For a long time now, I have been reading other people’s blogs. As we all know, that can either be a good thing or a bad thing. (Strangely, this seems to depend largely on the quality of the blogger. Something to consider.) Also, for many years, I have been active on message boards all across the Internet. I’ve had my say on an item or two… but even the most Homeric of posts and threads always seem to get scattered in the Winds of the Net – never to be found again.
As a game developer, I play many games. I consider it “research”. This is not a stretch, really. After all, scientists read each other’s papers and even cite them while composing their own… and they call THAT research, right? And when I am playing games, I can’t help but analyze them. What makes them tick? What ticks me off? What makes them tick me off? I can’t help it. I’m wired that way.
Putting the two of them together makes for an interesting experiment, however. After all, it was playing games – and either lauding or complaining about those very games to my brothers and my friends, that got me interested in developing them in the first place. You see, I felt that the observations and opinions that I was expressing at the time were actually worth something – even if only to me by making me ponder a career in the “gaming arts.” Since that time, I have had the opportunity to share comments with many people – both in and out of the industry. I have found that the process of breaking things down and discussing them makes for an educational experience.

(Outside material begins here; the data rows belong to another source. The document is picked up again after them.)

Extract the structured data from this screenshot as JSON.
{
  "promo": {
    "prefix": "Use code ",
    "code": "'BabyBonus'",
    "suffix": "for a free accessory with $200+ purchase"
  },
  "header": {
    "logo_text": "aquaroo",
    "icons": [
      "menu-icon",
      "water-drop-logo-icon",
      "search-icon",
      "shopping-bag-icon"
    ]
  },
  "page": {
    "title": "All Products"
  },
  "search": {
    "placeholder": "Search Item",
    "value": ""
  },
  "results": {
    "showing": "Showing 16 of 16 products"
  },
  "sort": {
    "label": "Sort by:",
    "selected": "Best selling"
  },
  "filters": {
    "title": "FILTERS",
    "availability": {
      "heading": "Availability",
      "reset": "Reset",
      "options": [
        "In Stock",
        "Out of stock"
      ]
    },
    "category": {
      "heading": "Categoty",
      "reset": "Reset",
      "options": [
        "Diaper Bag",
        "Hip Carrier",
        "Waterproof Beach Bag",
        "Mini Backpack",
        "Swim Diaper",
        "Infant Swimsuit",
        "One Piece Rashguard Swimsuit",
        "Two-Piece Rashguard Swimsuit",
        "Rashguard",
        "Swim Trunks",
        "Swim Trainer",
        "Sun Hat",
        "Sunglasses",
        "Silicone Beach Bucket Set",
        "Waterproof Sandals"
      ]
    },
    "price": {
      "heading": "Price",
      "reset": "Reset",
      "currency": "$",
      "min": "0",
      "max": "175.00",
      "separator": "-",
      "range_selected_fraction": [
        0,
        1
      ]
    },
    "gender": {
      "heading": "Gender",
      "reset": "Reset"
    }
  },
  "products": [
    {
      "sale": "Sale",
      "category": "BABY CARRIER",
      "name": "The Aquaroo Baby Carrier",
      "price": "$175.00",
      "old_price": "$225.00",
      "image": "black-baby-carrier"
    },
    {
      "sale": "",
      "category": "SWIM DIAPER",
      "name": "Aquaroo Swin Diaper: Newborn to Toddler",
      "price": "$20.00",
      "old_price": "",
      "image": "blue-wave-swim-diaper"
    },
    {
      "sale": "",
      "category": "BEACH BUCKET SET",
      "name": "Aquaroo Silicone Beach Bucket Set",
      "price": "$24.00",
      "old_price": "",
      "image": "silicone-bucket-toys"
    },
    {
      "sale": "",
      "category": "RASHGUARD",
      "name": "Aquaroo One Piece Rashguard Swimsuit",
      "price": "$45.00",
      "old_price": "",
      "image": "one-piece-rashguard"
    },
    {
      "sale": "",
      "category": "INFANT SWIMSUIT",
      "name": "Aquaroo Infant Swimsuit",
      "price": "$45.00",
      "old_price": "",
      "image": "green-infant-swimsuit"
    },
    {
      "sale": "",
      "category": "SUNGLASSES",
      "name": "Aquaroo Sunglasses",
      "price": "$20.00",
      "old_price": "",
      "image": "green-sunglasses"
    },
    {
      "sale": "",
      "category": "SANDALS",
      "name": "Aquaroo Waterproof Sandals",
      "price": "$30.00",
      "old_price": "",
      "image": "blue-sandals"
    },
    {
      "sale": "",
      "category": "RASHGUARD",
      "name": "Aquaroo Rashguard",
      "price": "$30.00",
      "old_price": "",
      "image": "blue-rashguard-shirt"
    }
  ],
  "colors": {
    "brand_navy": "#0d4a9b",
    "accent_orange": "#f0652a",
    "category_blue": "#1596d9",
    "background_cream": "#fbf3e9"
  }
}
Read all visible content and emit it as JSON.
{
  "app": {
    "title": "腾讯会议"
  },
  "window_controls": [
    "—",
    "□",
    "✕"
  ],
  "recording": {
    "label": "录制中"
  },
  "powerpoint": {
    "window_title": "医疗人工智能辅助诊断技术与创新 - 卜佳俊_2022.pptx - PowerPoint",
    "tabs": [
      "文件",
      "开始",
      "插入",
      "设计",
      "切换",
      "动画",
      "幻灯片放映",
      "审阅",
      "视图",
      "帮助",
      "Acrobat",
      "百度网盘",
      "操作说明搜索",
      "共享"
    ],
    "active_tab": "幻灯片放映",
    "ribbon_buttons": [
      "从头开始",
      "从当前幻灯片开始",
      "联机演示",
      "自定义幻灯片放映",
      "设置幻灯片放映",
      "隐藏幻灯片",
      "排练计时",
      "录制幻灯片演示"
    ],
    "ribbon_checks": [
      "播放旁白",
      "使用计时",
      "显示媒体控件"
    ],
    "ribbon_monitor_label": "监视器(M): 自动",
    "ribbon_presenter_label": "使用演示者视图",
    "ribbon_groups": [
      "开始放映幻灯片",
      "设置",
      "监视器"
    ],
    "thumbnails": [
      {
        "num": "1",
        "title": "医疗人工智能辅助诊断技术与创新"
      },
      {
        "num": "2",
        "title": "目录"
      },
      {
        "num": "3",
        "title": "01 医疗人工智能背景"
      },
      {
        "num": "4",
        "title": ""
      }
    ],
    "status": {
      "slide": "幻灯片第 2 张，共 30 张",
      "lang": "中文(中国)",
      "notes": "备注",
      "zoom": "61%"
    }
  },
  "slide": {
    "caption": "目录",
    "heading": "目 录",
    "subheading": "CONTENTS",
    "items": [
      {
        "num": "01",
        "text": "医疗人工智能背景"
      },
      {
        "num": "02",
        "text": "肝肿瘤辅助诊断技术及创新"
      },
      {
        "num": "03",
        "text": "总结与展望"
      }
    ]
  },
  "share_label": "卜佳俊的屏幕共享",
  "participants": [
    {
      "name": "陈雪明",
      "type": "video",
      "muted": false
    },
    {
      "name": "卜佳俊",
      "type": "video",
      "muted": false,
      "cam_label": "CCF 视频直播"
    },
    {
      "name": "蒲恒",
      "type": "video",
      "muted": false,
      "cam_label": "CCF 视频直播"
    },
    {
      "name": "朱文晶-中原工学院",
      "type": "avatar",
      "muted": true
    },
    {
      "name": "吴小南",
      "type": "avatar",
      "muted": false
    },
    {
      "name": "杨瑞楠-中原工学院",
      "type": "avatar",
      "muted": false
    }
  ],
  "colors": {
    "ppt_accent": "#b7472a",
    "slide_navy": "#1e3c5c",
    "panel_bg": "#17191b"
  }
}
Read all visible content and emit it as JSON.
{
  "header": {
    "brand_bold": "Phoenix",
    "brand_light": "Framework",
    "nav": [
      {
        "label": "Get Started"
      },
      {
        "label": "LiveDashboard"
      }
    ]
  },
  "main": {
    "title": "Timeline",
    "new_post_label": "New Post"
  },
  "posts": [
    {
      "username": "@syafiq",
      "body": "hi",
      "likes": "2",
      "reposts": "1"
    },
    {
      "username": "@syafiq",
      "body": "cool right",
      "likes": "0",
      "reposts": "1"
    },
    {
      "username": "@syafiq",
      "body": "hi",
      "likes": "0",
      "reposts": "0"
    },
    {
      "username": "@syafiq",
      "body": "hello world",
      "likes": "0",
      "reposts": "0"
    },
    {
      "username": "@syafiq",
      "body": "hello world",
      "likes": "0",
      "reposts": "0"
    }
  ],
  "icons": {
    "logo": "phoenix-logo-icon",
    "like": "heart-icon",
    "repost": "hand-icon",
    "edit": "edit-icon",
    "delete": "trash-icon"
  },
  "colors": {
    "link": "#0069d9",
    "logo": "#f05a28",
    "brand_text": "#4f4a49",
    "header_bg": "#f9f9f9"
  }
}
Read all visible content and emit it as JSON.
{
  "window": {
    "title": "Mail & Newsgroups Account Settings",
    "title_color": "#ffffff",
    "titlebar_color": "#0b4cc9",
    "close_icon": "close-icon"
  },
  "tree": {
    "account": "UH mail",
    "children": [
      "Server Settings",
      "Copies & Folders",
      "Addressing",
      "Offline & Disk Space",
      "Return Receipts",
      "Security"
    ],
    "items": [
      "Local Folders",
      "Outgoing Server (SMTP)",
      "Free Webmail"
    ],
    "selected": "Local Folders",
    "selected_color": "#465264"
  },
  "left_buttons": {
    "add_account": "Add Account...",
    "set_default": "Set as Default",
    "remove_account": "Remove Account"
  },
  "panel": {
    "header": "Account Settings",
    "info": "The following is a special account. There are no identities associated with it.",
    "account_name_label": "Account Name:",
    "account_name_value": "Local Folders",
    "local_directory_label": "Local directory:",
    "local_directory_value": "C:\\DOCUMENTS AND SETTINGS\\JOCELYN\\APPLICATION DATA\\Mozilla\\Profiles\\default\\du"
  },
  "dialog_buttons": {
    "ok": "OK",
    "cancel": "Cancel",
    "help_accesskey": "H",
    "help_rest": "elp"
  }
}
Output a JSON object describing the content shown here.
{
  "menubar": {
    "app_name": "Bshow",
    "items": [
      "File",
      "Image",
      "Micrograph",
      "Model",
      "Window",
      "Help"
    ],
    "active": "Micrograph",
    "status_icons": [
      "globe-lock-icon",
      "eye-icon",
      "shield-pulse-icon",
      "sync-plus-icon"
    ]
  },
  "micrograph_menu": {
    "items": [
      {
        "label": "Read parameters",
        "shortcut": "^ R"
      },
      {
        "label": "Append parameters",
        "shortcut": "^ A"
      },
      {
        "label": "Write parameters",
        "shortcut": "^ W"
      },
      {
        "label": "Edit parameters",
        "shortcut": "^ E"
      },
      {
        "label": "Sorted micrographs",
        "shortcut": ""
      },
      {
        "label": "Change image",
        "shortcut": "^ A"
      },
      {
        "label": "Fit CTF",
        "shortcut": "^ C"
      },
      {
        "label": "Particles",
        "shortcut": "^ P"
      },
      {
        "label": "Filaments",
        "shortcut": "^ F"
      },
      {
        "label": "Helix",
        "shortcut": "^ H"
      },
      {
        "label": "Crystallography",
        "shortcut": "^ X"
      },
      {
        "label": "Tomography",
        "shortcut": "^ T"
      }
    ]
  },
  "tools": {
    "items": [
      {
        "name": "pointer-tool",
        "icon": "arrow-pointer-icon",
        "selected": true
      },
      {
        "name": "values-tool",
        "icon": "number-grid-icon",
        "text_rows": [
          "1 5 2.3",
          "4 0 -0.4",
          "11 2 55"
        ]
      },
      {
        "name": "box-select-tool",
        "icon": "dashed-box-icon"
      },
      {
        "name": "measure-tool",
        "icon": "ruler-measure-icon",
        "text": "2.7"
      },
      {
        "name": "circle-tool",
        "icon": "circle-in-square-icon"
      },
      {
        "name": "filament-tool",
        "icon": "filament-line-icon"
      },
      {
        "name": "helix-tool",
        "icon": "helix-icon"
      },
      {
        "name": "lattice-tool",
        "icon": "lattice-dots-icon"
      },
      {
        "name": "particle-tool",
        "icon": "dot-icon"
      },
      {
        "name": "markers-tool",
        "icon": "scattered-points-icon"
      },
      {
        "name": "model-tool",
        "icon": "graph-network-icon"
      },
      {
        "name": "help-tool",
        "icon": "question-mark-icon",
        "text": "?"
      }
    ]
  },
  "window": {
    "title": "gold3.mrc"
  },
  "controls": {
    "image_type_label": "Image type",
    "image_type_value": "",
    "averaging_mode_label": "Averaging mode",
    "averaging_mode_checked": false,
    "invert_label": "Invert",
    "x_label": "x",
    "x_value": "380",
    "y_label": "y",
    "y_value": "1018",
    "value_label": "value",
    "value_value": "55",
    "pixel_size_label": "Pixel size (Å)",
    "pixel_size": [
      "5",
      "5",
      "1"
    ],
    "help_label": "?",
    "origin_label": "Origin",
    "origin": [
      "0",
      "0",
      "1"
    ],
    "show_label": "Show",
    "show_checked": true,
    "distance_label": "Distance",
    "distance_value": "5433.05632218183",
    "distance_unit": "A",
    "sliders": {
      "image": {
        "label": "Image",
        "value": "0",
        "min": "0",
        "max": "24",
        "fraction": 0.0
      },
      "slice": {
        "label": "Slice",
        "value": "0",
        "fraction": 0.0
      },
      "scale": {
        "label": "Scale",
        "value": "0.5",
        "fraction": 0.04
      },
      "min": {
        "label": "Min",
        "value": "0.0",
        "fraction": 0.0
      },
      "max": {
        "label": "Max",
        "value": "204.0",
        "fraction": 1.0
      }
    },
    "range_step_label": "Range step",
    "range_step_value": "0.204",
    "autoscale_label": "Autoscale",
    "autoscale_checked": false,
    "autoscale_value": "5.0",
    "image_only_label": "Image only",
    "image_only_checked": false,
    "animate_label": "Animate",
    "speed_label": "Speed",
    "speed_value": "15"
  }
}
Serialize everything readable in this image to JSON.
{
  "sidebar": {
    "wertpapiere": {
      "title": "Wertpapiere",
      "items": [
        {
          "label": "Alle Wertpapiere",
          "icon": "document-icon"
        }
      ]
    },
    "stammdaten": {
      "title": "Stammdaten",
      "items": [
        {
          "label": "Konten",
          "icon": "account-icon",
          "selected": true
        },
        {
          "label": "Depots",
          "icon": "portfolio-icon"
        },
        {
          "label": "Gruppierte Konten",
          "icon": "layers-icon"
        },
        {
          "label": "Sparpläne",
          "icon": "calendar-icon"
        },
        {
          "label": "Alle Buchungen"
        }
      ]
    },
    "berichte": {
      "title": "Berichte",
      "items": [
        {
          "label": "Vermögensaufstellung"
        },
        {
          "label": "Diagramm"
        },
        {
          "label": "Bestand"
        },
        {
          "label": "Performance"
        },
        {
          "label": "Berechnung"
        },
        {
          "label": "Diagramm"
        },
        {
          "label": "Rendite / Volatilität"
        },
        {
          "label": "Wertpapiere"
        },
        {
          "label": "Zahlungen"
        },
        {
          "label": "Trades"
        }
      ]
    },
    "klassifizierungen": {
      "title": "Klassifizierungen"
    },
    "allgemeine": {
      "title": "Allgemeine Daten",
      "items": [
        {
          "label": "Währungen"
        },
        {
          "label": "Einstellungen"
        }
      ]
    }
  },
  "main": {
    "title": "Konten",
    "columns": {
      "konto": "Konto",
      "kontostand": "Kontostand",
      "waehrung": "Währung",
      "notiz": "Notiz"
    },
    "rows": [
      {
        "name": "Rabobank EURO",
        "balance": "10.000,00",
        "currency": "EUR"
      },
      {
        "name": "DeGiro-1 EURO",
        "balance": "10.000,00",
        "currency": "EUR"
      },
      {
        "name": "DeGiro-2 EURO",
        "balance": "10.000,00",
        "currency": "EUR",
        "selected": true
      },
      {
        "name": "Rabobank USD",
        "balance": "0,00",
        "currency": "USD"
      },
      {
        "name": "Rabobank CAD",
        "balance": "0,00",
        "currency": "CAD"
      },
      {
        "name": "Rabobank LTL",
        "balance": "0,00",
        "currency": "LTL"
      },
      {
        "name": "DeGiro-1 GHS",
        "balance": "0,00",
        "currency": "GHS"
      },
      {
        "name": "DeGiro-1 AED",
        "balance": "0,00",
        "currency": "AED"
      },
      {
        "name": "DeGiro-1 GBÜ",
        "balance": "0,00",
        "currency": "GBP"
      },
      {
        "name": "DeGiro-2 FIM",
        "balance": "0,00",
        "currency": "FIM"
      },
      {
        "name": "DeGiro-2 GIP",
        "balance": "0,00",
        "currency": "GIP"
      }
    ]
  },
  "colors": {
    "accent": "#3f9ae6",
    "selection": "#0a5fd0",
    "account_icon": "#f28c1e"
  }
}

However, it has always been disheartening to have my comments (and the conversations of which they were a part) be so ephemeral. It occurred to me (during a fairly frenetic bitch session about the current game I was playing and really to no one other than myself) that I would like to make my observations, discoveries and feelings known – but in a way that didn’t evaporate into an abyss of tangentelized commentary that public message boards have a wont to do. So, gee… I figured I would jump on board the ever-burgeoning bandwagon of blogs on the net in some misguided, narcissistic fantasy that people really care what I say.
And for some odd reason, you are reading this post. (Probably because you are a friend or family member… and you feel sorry for me.)
I am not sure how often I will post my analyses. Even using my company’s funds for a “research budget” has its limitations (like every dollar that IA pays out doesn’t go into my pocket in the end… duh.). I plan on going back through some of my favorites from by-gone eras. And since I started gaming in the early 80′s, that is almost something equivalent to saying I’m going to start reviewing literature with tomes that were penned in about the BC/AD changeover. That’s a bloody long time ago as far as computer gaming is concerned!
My plan is to be a spin-off of the industry concept of a “post-mortem”. That is, when a project is through with development, the team goes back through and analyzes what happened. What worked? What didn’t? What did we learn? Well, in that spirit, I’ve decided that a “post-play’em” would be my musings after having played a game. What worked? What didn’t? What did I learn? What the hell were they thinking?
Of course, being an AI and simulation modeling kind of guy, I will generally have a tendency to lean in that direction. I fully expect that my ramblings will make far more sense to an AI guy. (Which is, actually, almost a pejorative.) Given that, however, I’m rather hoping that my audience can go beyond the handful of scary AI programmers that I associate with (Hi Alex!). I mean, I will in no way be the Irate Gamer or Yahtzee of Zero Punctuation fame. As much as I admire their snarky wit in a twisted sort of way, that’s just not my function here. Not that I won’t rip on an AI programmer or level designer from time to time… sometimes that is just necessary… and even a bit cathartic. I guess we’ll just see, eh?
So you don’t have to continue to check back, however, I invite you to subscribe to the RSS feed that is available. Tuck it into the rest of your feeds and give it a glace once in a while. I hope to at least amuse you from time to time even if I don’t have any salient points to make about whatever game I am reviewing at the time. And if you are not educated or amused? Well… it’s the internet, right? Who told you that everything on the ‘net was quality stuff?
Thanks for stopping by,
President and Lead Designer
Intrinsic Algorithm LLC